Re: Going off-road
« Reply #18 on: July 21, 2020, 11:35:07 am »
My 2 c's ;)
I do take the tire pressure down to 1.8bar, never less. It just makes the traction better.
From your responses, I suggest you do an introductory course ASAP.
You will learn things in a morning session that will put you at ease on gravel and it will save big pain and cost later on...
They typically make you aware of slow speed bike control, the same which is applicable to high speed bike control....
Things you then can practice in your own back yard..
In my view a 50/50 tire exists only in the eye of a sales man.. Get a 70/30 for the front, and what ever on the rear that you fancy.
I have been using a knobbly (TKC 80) at the front for many years (actually can not remember how long it is  ;) and ride more tar than dirt. It gives good performance on both surfaces, but gives proper traction on gravel for when you need it.
 

Offline Herkules

Re: Going off-road
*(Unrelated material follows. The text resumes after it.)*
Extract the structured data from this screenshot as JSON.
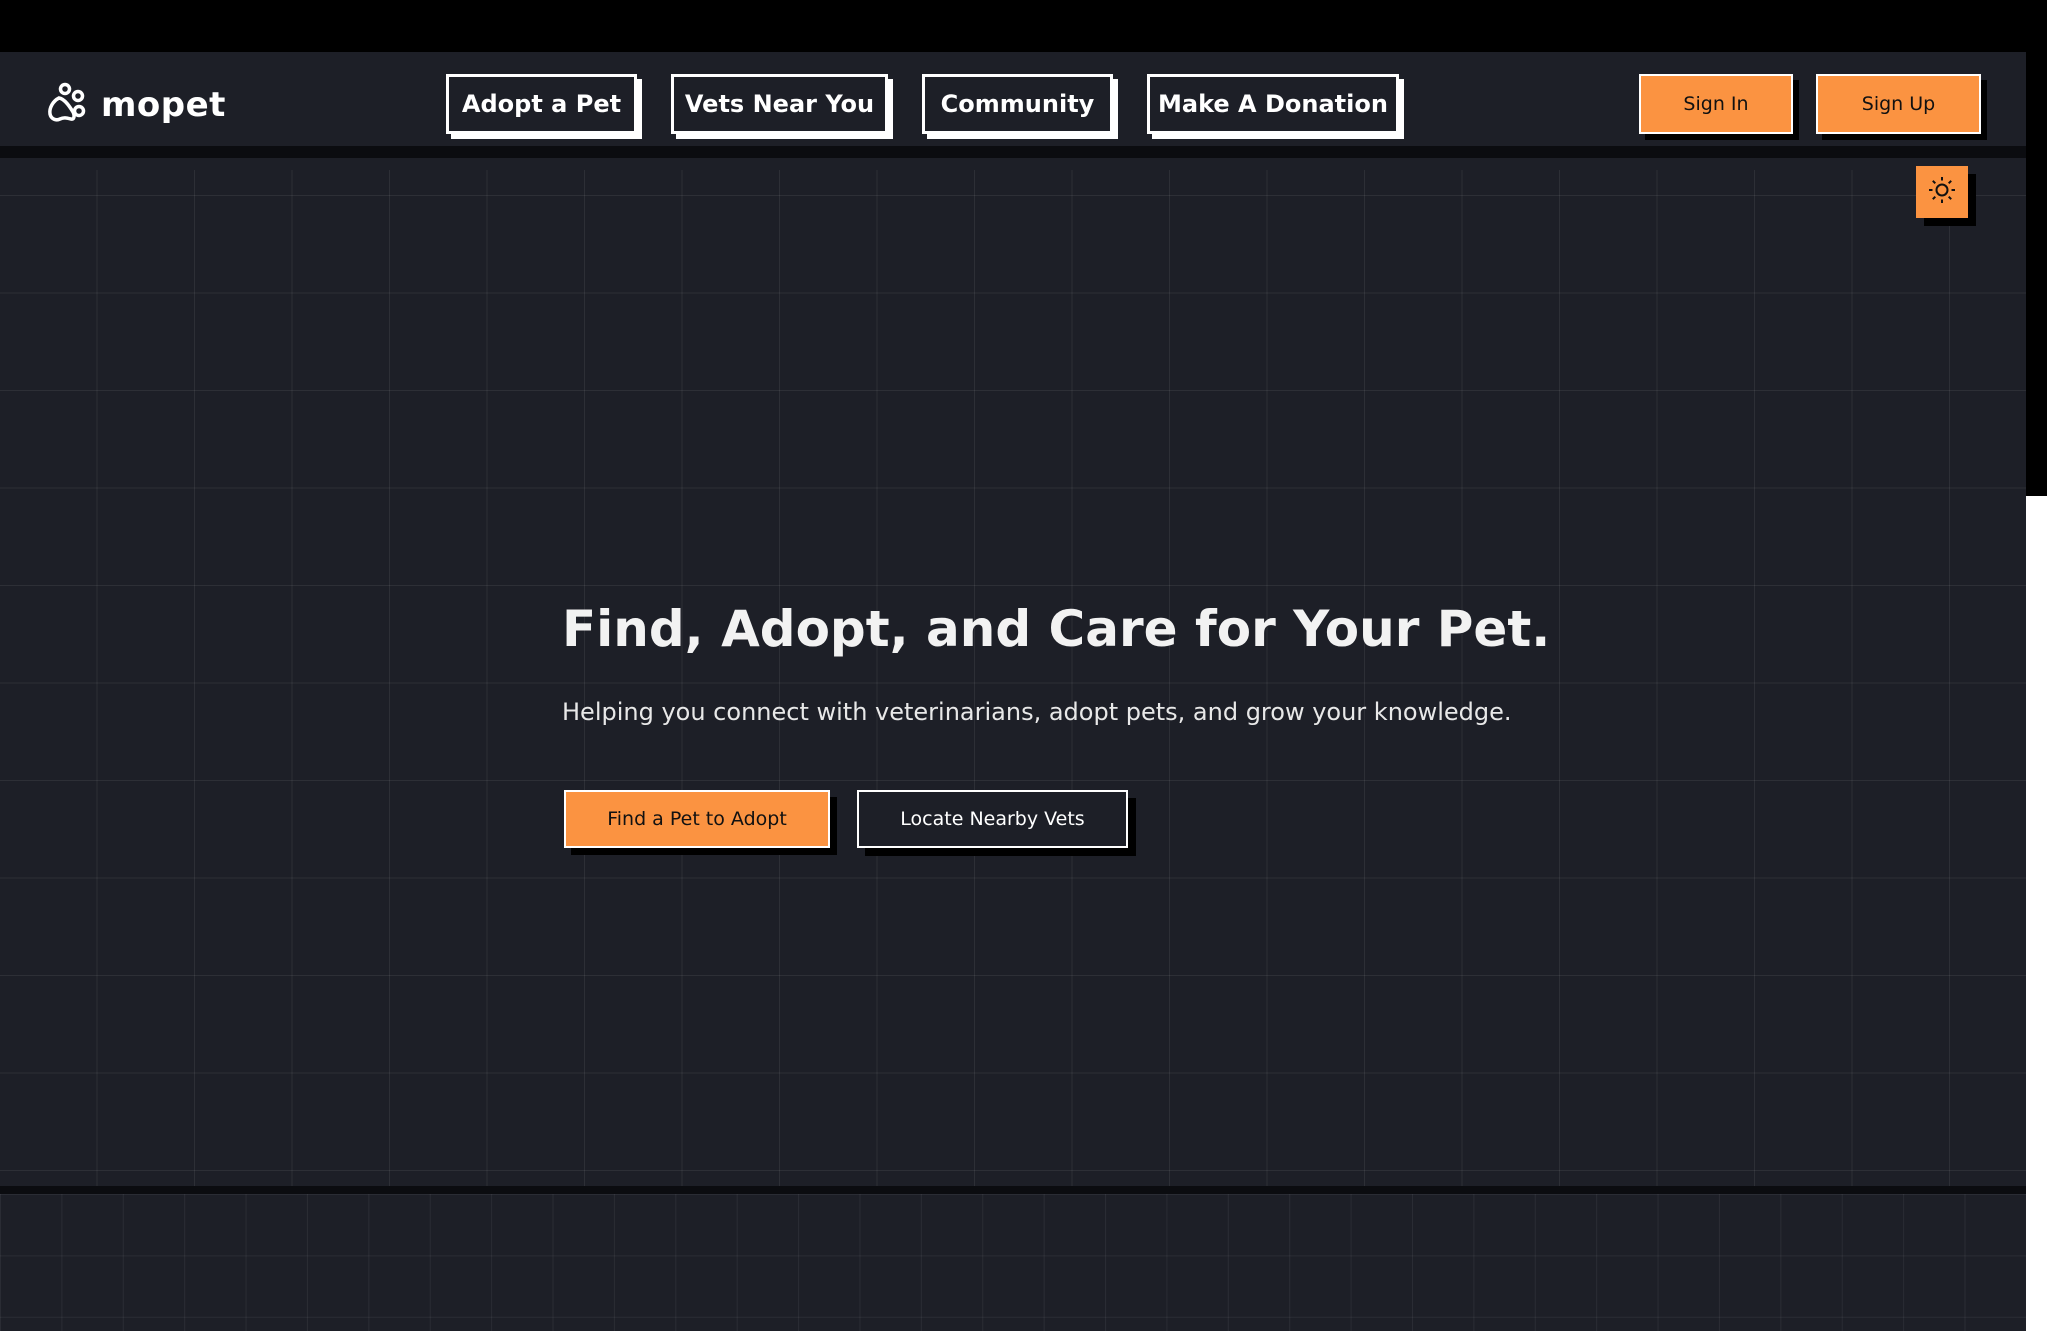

« Reply #19 on: July 21, 2020, 11:55:33 am »
 :sip: In my opinion, you probably need some training, one of the things they will tell you is to relax your arms between your wrist and shoulder, open up slightly to keep a positive power/push on your rear. You will also learn to move your body slightly to lighten the front. The moment you close your throttle you will probably go down.  If I have to stop in sand I use my rear brake first before I close the throttle. The rear wheel will pull you straight when you close the throttle. That's what works for me.
Some good tyre  advice was given. Slap armpies is belangrik.  :3some: